#### [YOUR ASSIGNMENT]
Return every record verbatim, omitting all pictures.

#### [RECORDS FOR THE TASK]
☆ ☆ ☆ ☆ ☆

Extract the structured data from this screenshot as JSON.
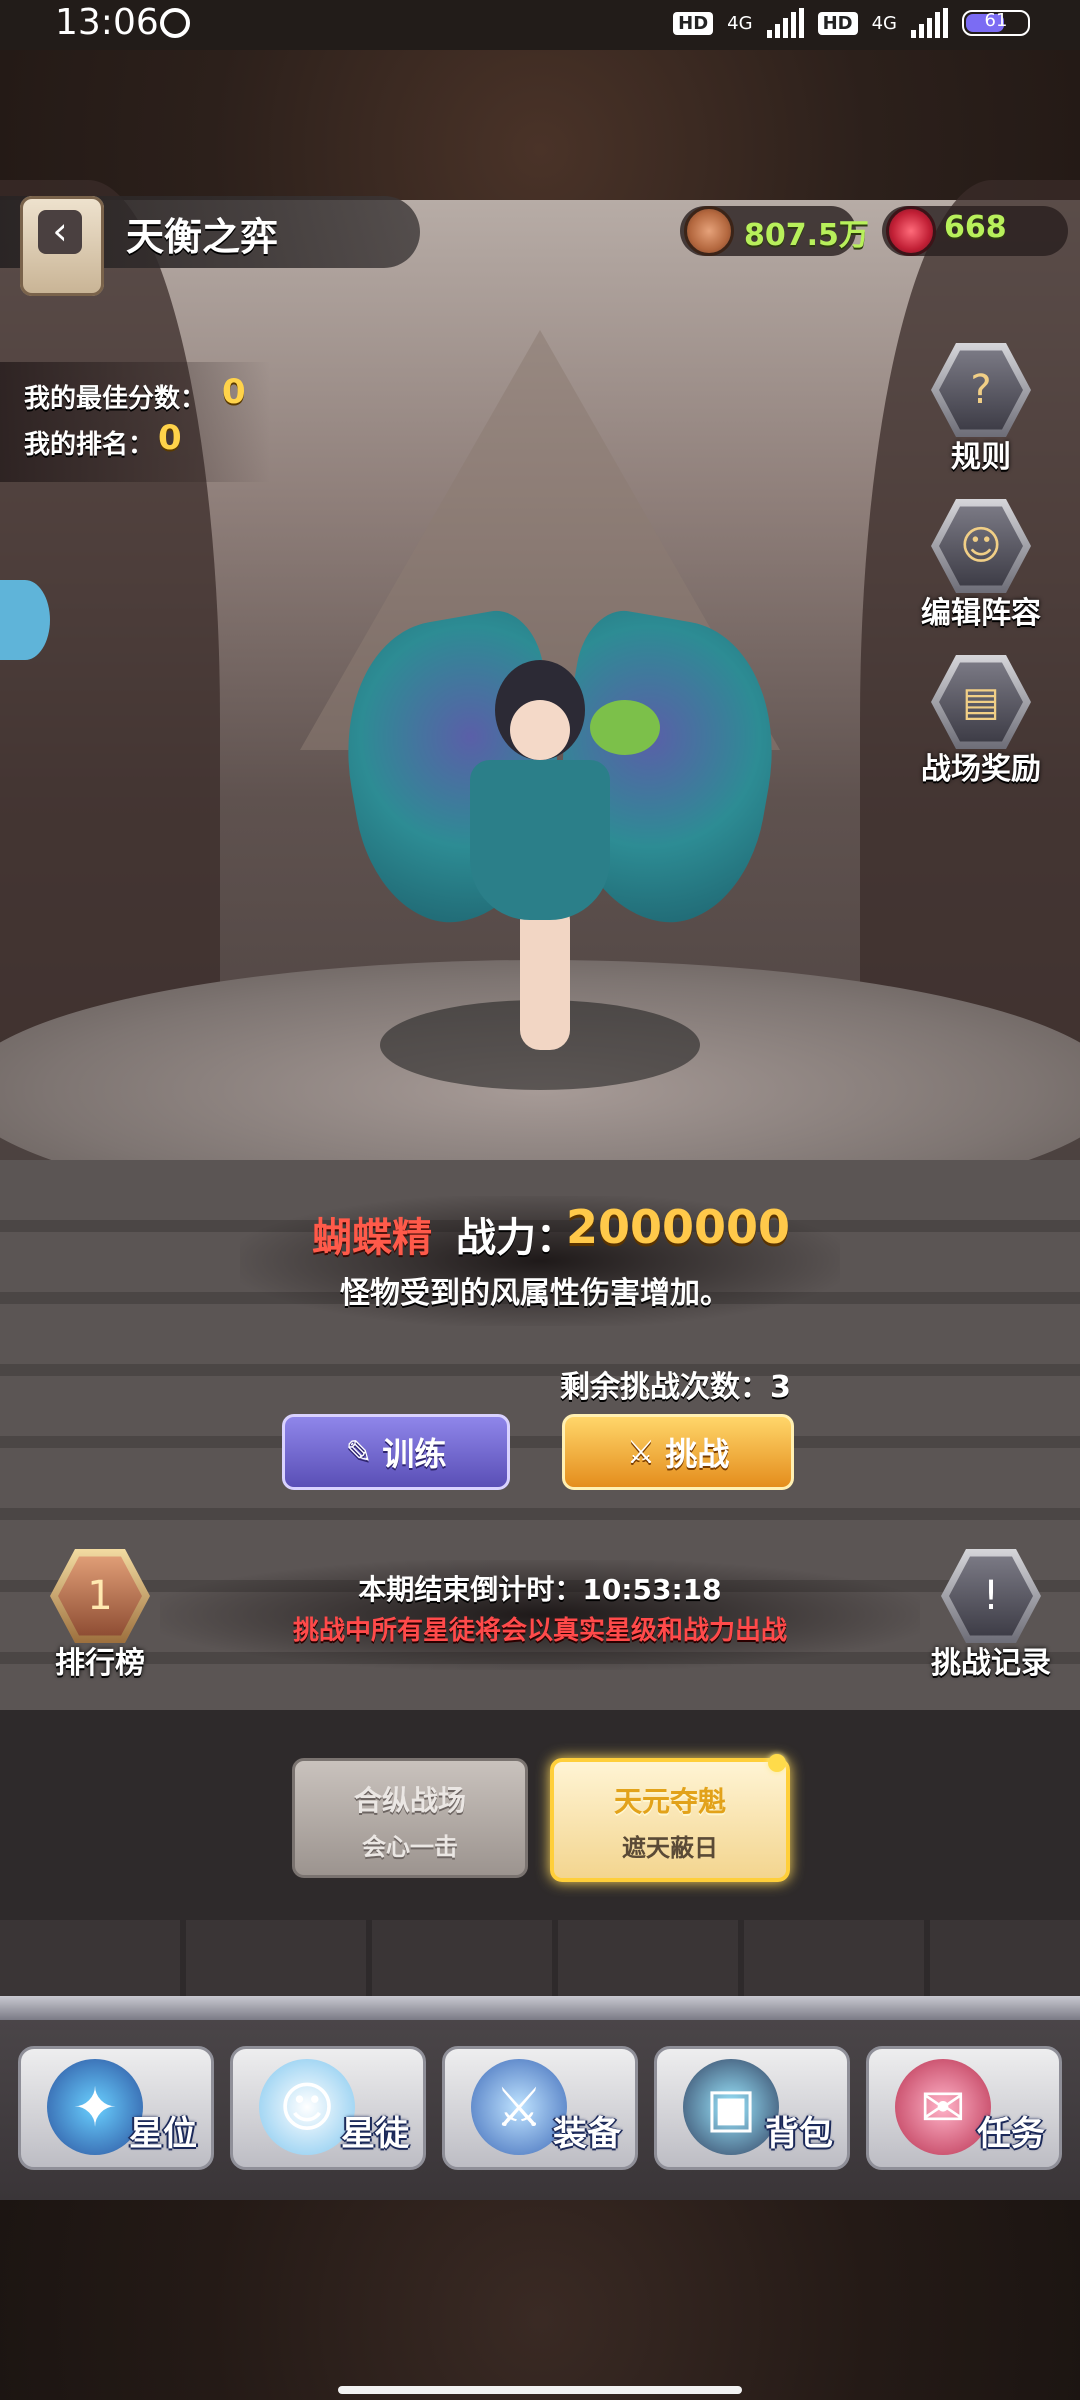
{
  "status_bar": {
    "time": "13:06",
    "net1": "HD",
    "net1_type": "4G",
    "net2": "HD",
    "net2_type": "4G",
    "battery": "61"
  },
  "header": {
    "title": "天衡之弈",
    "coins": "807.5万",
    "gems": "668"
  },
  "score": {
    "best_label": "我的最佳分数：",
    "best_value": "0",
    "rank_label": "我的排名：",
    "rank_value": "0"
  },
  "side_right": {
    "rules": "规则",
    "edit_lineup": "编辑阵容",
    "rewards": "战场奖励",
    "records": "挑战记录"
  },
  "side_left": {
    "leaderboard": "排行榜"
  },
  "boss": {
    "name": "蝴蝶精",
    "power_label": "战力：",
    "power_value": "2000000",
    "description": "怪物受到的风属性伤害增加。"
  },
  "challenge": {
    "remaining": "剩余挑战次数：3",
    "train_label": "训练",
    "fight_label": "挑战"
  },
  "countdown": {
    "text": "本期结束倒计时：10:53:18",
    "warning": "挑战中所有星徒将会以真实星级和战力出战"
  },
  "modes": [
    {
      "title": "合纵战场",
      "subtitle": "会心一击"
    },
    {
      "title": "天元夺魁",
      "subtitle": "遮天蔽日"
    }
  ],
  "nav": [
    "星位",
    "星徒",
    "装备",
    "背包",
    "任务"
  ],
  "colors": {
    "accent_gold": "#ffc94a",
    "resource_green": "#b8f05b",
    "warning_red": "#ff4a4a",
    "train_purple": "#6f64d0",
    "fight_orange": "#f0a02a"
  },
  "icons": {
    "back": "chevron-left-icon",
    "coin": "coin-icon",
    "gem": "gem-icon",
    "rules": "scroll-question-icon",
    "lineup": "people-icon",
    "rewards": "chest-icon",
    "records": "exclamation-icon",
    "leaderboard": "rank-one-icon"
  }
}
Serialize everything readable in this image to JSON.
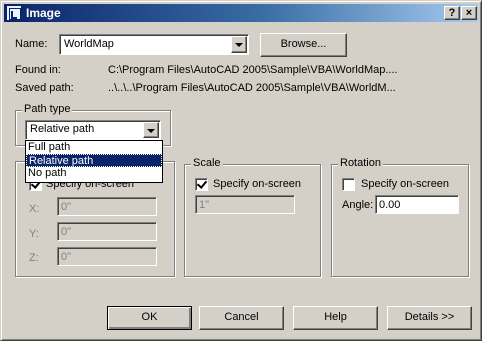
{
  "window": {
    "title": "Image"
  },
  "titlebar_buttons": {
    "help": "?",
    "close": "×"
  },
  "name_row": {
    "label": "Name:",
    "value": "WorldMap",
    "browse": "Browse..."
  },
  "found_in": {
    "label": "Found in:",
    "value": "C:\\Program Files\\AutoCAD 2005\\Sample\\VBA\\WorldMap...."
  },
  "saved_path": {
    "label": "Saved path:",
    "value": "..\\..\\..\\Program Files\\AutoCAD 2005\\Sample\\VBA\\WorldM..."
  },
  "path_type": {
    "label": "Path type",
    "selected": "Relative path",
    "options": [
      "Full path",
      "Relative path",
      "No path"
    ]
  },
  "insertion": {
    "specify": "Specify on-screen",
    "x_label": "X:",
    "x_value": "0\"",
    "y_label": "Y:",
    "y_value": "0\"",
    "z_label": "Z:",
    "z_value": "0\""
  },
  "scale": {
    "label": "Scale",
    "specify": "Specify on-screen",
    "value": "1\""
  },
  "rotation": {
    "label": "Rotation",
    "specify": "Specify on-screen",
    "angle_label": "Angle:",
    "angle_value": "0.00"
  },
  "buttons": {
    "ok": "OK",
    "cancel": "Cancel",
    "help": "Help",
    "details": "Details >>"
  }
}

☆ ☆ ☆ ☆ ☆

#### [YOUR RESPONSE]
Extract the structured data from this screenshot as JSON.
{
  "status_bar": {
    "time": "13:06",
    "net1": "HD",
    "net1_type": "4G",
    "net2": "HD",
    "net2_type": "4G",
    "battery": "61"
  },
  "header": {
    "title": "天衡之弈",
    "coins": "807.5万",
    "gems": "668"
  },
  "score": {
    "best_label": "我的最佳分数：",
    "best_value": "0",
    "rank_label": "我的排名：",
    "rank_value": "0"
  },
  "side_right": {
    "rules": "规则",
    "edit_lineup": "编辑阵容",
    "rewards": "战场奖励",
    "records": "挑战记录"
  },
  "side_left": {
    "leaderboard": "排行榜"
  },
  "boss": {
    "name": "蝴蝶精",
    "power_label": "战力：",
    "power_value": "2000000",
    "description": "怪物受到的风属性伤害增加。"
  },
  "challenge": {
    "remaining": "剩余挑战次数：3",
    "train_label": "训练",
    "fight_label": "挑战"
  },
  "countdown": {
    "text": "本期结束倒计时：10:53:18",
    "warning": "挑战中所有星徒将会以真实星级和战力出战"
  },
  "modes": [
    {
      "title": "合纵战场",
      "subtitle": "会心一击"
    },
    {
      "title": "天元夺魁",
      "subtitle": "遮天蔽日"
    }
  ],
  "nav": [
    "星位",
    "星徒",
    "装备",
    "背包",
    "任务"
  ],
  "colors": {
    "accent_gold": "#ffc94a",
    "resource_green": "#b8f05b",
    "warning_red": "#ff4a4a",
    "train_purple": "#6f64d0",
    "fight_orange": "#f0a02a"
  },
  "icons": {
    "back": "chevron-left-icon",
    "coin": "coin-icon",
    "gem": "gem-icon",
    "rules": "scroll-question-icon",
    "lineup": "people-icon",
    "rewards": "chest-icon",
    "records": "exclamation-icon",
    "leaderboard": "rank-one-icon"
  }
}
Serialize everything readable in this image to JSON.
{
  "window": {
    "title": "Image"
  },
  "titlebar_buttons": {
    "help": "?",
    "close": "×"
  },
  "name_row": {
    "label": "Name:",
    "value": "WorldMap",
    "browse": "Browse..."
  },
  "found_in": {
    "label": "Found in:",
    "value": "C:\\Program Files\\AutoCAD 2005\\Sample\\VBA\\WorldMap...."
  },
  "saved_path": {
    "label": "Saved path:",
    "value": "..\\..\\..\\Program Files\\AutoCAD 2005\\Sample\\VBA\\WorldM..."
  },
  "path_type": {
    "label": "Path type",
    "selected": "Relative path",
    "options": [
      "Full path",
      "Relative path",
      "No path"
    ]
  },
  "insertion": {
    "specify": "Specify on-screen",
    "x_label": "X:",
    "x_value": "0\"",
    "y_label": "Y:",
    "y_value": "0\"",
    "z_label": "Z:",
    "z_value": "0\""
  },
  "scale": {
    "label": "Scale",
    "specify": "Specify on-screen",
    "value": "1\""
  },
  "rotation": {
    "label": "Rotation",
    "specify": "Specify on-screen",
    "angle_label": "Angle:",
    "angle_value": "0.00"
  },
  "buttons": {
    "ok": "OK",
    "cancel": "Cancel",
    "help": "Help",
    "details": "Details >>"
  }
}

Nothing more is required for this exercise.